When he opened the sixth seal, I looked, and behold, there was a great earthquake, and the sun became black as sackcloth, the full moon became like blood, and the stars of the sky fell to the earth as the fig tree sheds its winter fruit when shaken by a gale. The sky vanished like a scroll that is being rolled up, and every mountain and island was removed from its place. (Revelation 6:12-14 ESV)

Sun and moon darkened, stars falling, sky rolling up, mountains removed — all the language we have seen all along through the Old Testament judgments, none of which was literal earth shattering, world ending events.

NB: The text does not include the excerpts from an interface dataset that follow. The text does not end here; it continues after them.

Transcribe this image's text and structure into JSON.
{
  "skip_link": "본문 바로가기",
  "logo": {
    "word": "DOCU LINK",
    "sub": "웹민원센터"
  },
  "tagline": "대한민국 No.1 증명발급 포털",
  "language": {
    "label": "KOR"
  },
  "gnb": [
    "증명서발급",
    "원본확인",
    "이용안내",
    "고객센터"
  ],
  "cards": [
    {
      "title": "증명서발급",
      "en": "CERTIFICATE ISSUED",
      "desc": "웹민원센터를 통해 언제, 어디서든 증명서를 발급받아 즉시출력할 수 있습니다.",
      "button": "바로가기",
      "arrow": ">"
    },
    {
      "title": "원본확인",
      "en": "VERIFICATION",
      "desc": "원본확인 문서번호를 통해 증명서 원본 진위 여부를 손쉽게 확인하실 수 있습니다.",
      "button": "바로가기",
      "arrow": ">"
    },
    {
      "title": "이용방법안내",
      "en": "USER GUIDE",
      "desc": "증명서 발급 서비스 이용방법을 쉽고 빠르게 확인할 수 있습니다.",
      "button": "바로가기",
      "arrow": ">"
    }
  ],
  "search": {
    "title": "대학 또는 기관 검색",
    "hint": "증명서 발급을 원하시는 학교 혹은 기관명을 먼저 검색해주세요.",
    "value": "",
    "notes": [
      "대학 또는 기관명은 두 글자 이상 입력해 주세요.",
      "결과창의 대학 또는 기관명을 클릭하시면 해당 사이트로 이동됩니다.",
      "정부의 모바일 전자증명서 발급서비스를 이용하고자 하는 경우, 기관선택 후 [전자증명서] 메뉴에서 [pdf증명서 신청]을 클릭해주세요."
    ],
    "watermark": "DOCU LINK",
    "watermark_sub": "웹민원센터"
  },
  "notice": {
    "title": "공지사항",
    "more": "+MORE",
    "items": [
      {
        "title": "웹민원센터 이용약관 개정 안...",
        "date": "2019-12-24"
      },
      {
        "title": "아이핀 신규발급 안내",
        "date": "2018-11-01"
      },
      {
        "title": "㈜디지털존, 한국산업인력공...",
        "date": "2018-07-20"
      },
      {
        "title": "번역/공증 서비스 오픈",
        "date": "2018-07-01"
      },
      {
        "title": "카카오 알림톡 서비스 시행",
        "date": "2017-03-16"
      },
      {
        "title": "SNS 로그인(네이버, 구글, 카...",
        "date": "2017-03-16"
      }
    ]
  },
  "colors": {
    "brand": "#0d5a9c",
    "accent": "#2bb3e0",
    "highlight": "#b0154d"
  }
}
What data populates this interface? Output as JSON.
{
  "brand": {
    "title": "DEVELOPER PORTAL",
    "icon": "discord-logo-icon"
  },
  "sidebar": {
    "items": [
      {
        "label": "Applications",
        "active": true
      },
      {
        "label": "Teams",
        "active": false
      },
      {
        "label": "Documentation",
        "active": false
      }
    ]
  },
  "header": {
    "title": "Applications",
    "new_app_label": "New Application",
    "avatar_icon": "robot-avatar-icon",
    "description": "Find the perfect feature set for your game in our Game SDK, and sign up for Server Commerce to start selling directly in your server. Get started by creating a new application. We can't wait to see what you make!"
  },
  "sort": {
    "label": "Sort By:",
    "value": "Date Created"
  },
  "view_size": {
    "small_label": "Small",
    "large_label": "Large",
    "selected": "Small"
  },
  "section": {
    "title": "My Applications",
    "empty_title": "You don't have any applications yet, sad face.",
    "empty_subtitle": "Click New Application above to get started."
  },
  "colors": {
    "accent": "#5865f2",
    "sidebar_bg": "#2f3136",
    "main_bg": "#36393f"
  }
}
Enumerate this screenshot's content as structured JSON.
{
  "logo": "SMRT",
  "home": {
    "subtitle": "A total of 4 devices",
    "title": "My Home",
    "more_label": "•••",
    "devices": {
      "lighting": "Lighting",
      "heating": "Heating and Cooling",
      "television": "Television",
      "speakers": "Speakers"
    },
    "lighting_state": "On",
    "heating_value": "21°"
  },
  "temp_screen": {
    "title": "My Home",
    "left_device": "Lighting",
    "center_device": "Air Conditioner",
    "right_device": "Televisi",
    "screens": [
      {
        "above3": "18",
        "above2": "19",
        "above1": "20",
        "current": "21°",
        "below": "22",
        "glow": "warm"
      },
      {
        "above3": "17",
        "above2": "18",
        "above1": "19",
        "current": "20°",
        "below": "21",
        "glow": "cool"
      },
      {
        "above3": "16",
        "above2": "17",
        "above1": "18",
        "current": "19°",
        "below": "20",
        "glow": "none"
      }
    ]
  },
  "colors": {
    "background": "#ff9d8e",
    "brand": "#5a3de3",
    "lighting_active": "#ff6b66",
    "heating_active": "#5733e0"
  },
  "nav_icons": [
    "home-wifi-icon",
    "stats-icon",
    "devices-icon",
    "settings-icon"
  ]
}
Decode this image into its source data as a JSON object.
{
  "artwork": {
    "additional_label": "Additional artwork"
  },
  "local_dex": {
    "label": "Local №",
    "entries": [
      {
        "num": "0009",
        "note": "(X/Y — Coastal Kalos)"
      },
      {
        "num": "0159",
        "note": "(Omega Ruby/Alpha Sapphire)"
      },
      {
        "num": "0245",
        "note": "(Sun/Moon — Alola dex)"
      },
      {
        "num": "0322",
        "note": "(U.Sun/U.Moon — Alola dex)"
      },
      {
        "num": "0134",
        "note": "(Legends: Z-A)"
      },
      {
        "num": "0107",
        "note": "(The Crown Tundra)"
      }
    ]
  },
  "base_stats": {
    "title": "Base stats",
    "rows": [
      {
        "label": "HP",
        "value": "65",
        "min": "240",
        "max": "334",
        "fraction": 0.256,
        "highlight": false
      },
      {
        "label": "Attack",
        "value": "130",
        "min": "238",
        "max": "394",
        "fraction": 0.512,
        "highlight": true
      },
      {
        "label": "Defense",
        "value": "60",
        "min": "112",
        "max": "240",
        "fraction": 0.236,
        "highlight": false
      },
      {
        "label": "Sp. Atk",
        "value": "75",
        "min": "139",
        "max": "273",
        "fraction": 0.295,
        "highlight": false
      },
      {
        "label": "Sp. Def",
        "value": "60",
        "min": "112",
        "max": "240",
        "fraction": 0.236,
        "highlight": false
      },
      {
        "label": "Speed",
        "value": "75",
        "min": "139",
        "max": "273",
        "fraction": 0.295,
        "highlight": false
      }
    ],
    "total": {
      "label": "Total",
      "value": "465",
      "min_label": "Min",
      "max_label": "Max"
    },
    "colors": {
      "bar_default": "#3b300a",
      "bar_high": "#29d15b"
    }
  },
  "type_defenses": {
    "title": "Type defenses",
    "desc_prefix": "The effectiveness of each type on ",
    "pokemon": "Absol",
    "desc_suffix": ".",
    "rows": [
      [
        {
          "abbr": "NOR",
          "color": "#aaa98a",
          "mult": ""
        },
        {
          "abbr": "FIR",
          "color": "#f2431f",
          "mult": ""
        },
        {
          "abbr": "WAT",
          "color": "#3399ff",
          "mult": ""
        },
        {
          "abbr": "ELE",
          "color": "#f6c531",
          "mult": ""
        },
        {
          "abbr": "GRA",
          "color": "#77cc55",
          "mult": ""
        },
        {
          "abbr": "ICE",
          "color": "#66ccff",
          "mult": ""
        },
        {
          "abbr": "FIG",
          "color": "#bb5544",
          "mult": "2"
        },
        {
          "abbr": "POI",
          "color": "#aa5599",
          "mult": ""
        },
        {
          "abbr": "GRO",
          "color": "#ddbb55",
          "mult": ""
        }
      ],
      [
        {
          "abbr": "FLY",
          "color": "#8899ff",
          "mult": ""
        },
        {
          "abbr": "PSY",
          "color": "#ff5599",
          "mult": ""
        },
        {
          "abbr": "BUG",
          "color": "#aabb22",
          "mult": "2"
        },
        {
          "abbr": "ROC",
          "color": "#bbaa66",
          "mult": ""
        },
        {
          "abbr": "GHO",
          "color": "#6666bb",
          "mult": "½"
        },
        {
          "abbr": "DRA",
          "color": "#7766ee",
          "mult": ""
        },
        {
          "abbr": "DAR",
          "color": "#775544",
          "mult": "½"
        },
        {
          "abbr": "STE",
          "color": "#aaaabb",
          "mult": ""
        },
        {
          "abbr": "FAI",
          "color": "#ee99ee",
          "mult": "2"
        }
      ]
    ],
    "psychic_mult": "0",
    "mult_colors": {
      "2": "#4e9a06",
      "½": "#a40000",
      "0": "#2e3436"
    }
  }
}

Therefore, unless the text itself gives clear testimony that this language is being used in a totally different fashion than it has be used for centuries by those same people, then we should assume the same prophetic and symbolic usage is being utilized here still.

As good Hebrews, taught from childhood all about this understanding of the language and idioms of their culture, they would not have heard these verses and thought of an end of the world scenario. Nor would they have thought this was going to have to be a physical event where they would see stars falling, a man riding on literal clouds, or the sky rolling up like a scroll.

Yet sadly, so many today believe that not only are these events to occur in a woodenly literal manner, but that these are still yet to come in our future. Actually, one of the sole reasons they hold that these things are yet to happen in our future, is directly related to the fact that they think them to be literally to happen.

They reason that it is obvious that these events have not occurred yet because we still see the world here and not destroyed as they feel these verses literally predict. They have totally disconnected this language from the common symbolic usage as well as totally dismissing the language of imminence for the time and people it was written to fall upon.

Add to that an ignorance of the actual historical events that indeed happened within the time frame predicted by Christ, as well as that judgment that took place against those people Christ addressed, and these verses have to then be thrown into some future age 2000 years past and counting. Until these things literally happen, some will never understand that they already have.

What is really sad, is that this is not some crazy interpretation that is held by a limited amount of people. It is not some interpretation that is on the outside fringe of Christian scholarship. It is not the minority view of church history, only held by a few whackos in the past.

This is mainstream scholarship. I have been quoting from scholars and teachers, and this has been the understanding of Old Testament language for centuries and centuries, and yet many if not most modern day teachers and preachers are clueless and continue to preach unfounded and inaccurate interpretations of fanciful mythological proportions on these topics.

The modern church is in dire needs of a revival of full Bible reading to start with, and then basic hermeneutics on top of that. May the Lord give revival to His Church. Amen.

Categories: Uncategorized

Mike Sullivan